Material supplied Start Marker

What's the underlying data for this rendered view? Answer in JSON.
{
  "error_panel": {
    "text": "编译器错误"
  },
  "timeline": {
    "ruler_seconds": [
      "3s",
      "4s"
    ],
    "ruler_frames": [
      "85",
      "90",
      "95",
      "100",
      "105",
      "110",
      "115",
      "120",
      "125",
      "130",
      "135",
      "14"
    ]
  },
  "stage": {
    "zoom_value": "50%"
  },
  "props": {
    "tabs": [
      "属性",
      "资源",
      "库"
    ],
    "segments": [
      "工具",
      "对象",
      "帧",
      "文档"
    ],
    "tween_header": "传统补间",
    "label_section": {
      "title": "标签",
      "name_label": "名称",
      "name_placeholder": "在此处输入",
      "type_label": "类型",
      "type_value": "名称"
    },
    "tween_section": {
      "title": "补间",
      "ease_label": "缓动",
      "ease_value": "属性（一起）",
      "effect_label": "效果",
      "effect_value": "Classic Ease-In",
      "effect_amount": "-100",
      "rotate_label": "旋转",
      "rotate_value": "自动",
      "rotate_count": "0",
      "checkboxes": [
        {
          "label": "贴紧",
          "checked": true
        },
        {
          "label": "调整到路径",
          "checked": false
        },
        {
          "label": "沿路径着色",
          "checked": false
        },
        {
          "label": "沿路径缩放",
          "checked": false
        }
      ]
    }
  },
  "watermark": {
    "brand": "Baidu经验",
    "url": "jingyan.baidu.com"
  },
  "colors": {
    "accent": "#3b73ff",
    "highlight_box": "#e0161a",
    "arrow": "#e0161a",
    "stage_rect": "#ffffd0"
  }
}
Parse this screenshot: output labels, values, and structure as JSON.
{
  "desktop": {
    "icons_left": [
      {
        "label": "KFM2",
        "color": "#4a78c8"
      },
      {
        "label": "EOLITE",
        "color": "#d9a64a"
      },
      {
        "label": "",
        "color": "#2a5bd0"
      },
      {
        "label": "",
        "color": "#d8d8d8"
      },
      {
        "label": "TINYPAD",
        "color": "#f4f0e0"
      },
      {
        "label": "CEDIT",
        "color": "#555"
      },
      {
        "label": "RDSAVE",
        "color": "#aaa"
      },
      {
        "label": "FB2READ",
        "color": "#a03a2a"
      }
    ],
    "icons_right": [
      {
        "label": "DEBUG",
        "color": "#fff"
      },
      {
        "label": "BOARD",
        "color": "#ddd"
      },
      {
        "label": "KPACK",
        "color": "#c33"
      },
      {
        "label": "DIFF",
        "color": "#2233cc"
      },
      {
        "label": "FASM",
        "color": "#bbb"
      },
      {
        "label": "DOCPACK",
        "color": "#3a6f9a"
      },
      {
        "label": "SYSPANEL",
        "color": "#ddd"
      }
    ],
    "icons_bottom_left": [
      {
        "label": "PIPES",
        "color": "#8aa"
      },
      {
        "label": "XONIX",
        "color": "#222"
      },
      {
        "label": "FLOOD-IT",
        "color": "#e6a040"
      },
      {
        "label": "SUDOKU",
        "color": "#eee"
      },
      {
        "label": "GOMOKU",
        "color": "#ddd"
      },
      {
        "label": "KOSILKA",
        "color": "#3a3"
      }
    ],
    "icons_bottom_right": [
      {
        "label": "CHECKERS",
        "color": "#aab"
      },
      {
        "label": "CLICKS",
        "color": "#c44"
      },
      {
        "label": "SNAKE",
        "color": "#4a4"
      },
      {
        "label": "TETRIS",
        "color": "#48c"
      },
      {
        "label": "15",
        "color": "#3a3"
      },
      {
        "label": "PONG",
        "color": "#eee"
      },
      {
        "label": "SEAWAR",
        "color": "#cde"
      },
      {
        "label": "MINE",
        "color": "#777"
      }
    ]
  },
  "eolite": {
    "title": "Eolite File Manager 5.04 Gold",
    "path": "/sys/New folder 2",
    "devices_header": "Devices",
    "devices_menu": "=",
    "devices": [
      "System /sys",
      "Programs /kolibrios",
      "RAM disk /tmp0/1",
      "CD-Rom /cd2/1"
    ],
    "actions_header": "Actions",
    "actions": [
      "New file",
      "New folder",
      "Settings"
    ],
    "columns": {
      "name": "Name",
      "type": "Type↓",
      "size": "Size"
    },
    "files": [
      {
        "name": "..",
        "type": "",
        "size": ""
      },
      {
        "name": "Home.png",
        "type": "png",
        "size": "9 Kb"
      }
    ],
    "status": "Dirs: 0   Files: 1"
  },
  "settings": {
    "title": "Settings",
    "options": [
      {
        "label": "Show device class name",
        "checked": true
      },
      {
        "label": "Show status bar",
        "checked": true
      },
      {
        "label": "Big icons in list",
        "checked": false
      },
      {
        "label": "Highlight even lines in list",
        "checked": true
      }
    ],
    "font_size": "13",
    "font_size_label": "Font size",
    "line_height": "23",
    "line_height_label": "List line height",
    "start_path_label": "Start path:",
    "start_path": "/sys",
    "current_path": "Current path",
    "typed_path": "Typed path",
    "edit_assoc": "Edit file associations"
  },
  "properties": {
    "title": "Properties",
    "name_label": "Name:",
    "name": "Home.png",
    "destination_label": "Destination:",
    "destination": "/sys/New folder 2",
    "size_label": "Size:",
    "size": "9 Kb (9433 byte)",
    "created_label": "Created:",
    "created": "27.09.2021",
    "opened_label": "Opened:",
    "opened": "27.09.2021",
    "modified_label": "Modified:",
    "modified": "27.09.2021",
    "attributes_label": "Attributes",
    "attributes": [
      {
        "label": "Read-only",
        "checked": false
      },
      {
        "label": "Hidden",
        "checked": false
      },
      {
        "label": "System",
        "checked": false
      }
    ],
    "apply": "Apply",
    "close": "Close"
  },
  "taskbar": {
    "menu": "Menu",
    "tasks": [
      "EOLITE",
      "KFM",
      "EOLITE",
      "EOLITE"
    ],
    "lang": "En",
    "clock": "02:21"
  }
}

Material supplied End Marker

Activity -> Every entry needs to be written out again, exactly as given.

Exercise response ->
What's the underlying data for this rendered view? Answer in JSON.
{
  "error_panel": {
    "text": "编译器错误"
  },
  "timeline": {
    "ruler_seconds": [
      "3s",
      "4s"
    ],
    "ruler_frames": [
      "85",
      "90",
      "95",
      "100",
      "105",
      "110",
      "115",
      "120",
      "125",
      "130",
      "135",
      "14"
    ]
  },
  "stage": {
    "zoom_value": "50%"
  },
  "props": {
    "tabs": [
      "属性",
      "资源",
      "库"
    ],
    "segments": [
      "工具",
      "对象",
      "帧",
      "文档"
    ],
    "tween_header": "传统补间",
    "label_section": {
      "title": "标签",
      "name_label": "名称",
      "name_placeholder": "在此处输入",
      "type_label": "类型",
      "type_value": "名称"
    },
    "tween_section": {
      "title": "补间",
      "ease_label": "缓动",
      "ease_value": "属性（一起）",
      "effect_label": "效果",
      "effect_value": "Classic Ease-In",
      "effect_amount": "-100",
      "rotate_label": "旋转",
      "rotate_value": "自动",
      "rotate_count": "0",
      "checkboxes": [
        {
          "label": "贴紧",
          "checked": true
        },
        {
          "label": "调整到路径",
          "checked": false
        },
        {
          "label": "沿路径着色",
          "checked": false
        },
        {
          "label": "沿路径缩放",
          "checked": false
        }
      ]
    }
  },
  "watermark": {
    "brand": "Baidu经验",
    "url": "jingyan.baidu.com"
  },
  "colors": {
    "accent": "#3b73ff",
    "highlight_box": "#e0161a",
    "arrow": "#e0161a",
    "stage_rect": "#ffffd0"
  }
}
Parse this screenshot: output labels, values, and structure as JSON.
{
  "desktop": {
    "icons_left": [
      {
        "label": "KFM2",
        "color": "#4a78c8"
      },
      {
        "label": "EOLITE",
        "color": "#d9a64a"
      },
      {
        "label": "",
        "color": "#2a5bd0"
      },
      {
        "label": "",
        "color": "#d8d8d8"
      },
      {
        "label": "TINYPAD",
        "color": "#f4f0e0"
      },
      {
        "label": "CEDIT",
        "color": "#555"
      },
      {
        "label": "RDSAVE",
        "color": "#aaa"
      },
      {
        "label": "FB2READ",
        "color": "#a03a2a"
      }
    ],
    "icons_right": [
      {
        "label": "DEBUG",
        "color": "#fff"
      },
      {
        "label": "BOARD",
        "color": "#ddd"
      },
      {
        "label": "KPACK",
        "color": "#c33"
      },
      {
        "label": "DIFF",
        "color": "#2233cc"
      },
      {
        "label": "FASM",
        "color": "#bbb"
      },
      {
        "label": "DOCPACK",
        "color": "#3a6f9a"
      },
      {
        "label": "SYSPANEL",
        "color": "#ddd"
      }
    ],
    "icons_bottom_left": [
      {
        "label": "PIPES",
        "color": "#8aa"
      },
      {
        "label": "XONIX",
        "color": "#222"
      },
      {
        "label": "FLOOD-IT",
        "color": "#e6a040"
      },
      {
        "label": "SUDOKU",
        "color": "#eee"
      },
      {
        "label": "GOMOKU",
        "color": "#ddd"
      },
      {
        "label": "KOSILKA",
        "color": "#3a3"
      }
    ],
    "icons_bottom_right": [
      {
        "label": "CHECKERS",
        "color": "#aab"
      },
      {
        "label": "CLICKS",
        "color": "#c44"
      },
      {
        "label": "SNAKE",
        "color": "#4a4"
      },
      {
        "label": "TETRIS",
        "color": "#48c"
      },
      {
        "label": "15",
        "color": "#3a3"
      },
      {
        "label": "PONG",
        "color": "#eee"
      },
      {
        "label": "SEAWAR",
        "color": "#cde"
      },
      {
        "label": "MINE",
        "color": "#777"
      }
    ]
  },
  "eolite": {
    "title": "Eolite File Manager 5.04 Gold",
    "path": "/sys/New folder 2",
    "devices_header": "Devices",
    "devices_menu": "=",
    "devices": [
      "System /sys",
      "Programs /kolibrios",
      "RAM disk /tmp0/1",
      "CD-Rom /cd2/1"
    ],
    "actions_header": "Actions",
    "actions": [
      "New file",
      "New folder",
      "Settings"
    ],
    "columns": {
      "name": "Name",
      "type": "Type↓",
      "size": "Size"
    },
    "files": [
      {
        "name": "..",
        "type": "",
        "size": ""
      },
      {
        "name": "Home.png",
        "type": "png",
        "size": "9 Kb"
      }
    ],
    "status": "Dirs: 0   Files: 1"
  },
  "settings": {
    "title": "Settings",
    "options": [
      {
        "label": "Show device class name",
        "checked": true
      },
      {
        "label": "Show status bar",
        "checked": true
      },
      {
        "label": "Big icons in list",
        "checked": false
      },
      {
        "label": "Highlight even lines in list",
        "checked": true
      }
    ],
    "font_size": "13",
    "font_size_label": "Font size",
    "line_height": "23",
    "line_height_label": "List line height",
    "start_path_label": "Start path:",
    "start_path": "/sys",
    "current_path": "Current path",
    "typed_path": "Typed path",
    "edit_assoc": "Edit file associations"
  },
  "properties": {
    "title": "Properties",
    "name_label": "Name:",
    "name": "Home.png",
    "destination_label": "Destination:",
    "destination": "/sys/New folder 2",
    "size_label": "Size:",
    "size": "9 Kb (9433 byte)",
    "created_label": "Created:",
    "created": "27.09.2021",
    "opened_label": "Opened:",
    "opened": "27.09.2021",
    "modified_label": "Modified:",
    "modified": "27.09.2021",
    "attributes_label": "Attributes",
    "attributes": [
      {
        "label": "Read-only",
        "checked": false
      },
      {
        "label": "Hidden",
        "checked": false
      },
      {
        "label": "System",
        "checked": false
      }
    ],
    "apply": "Apply",
    "close": "Close"
  },
  "taskbar": {
    "menu": "Menu",
    "tasks": [
      "EOLITE",
      "KFM",
      "EOLITE",
      "EOLITE"
    ],
    "lang": "En",
    "clock": "02:21"
  }
}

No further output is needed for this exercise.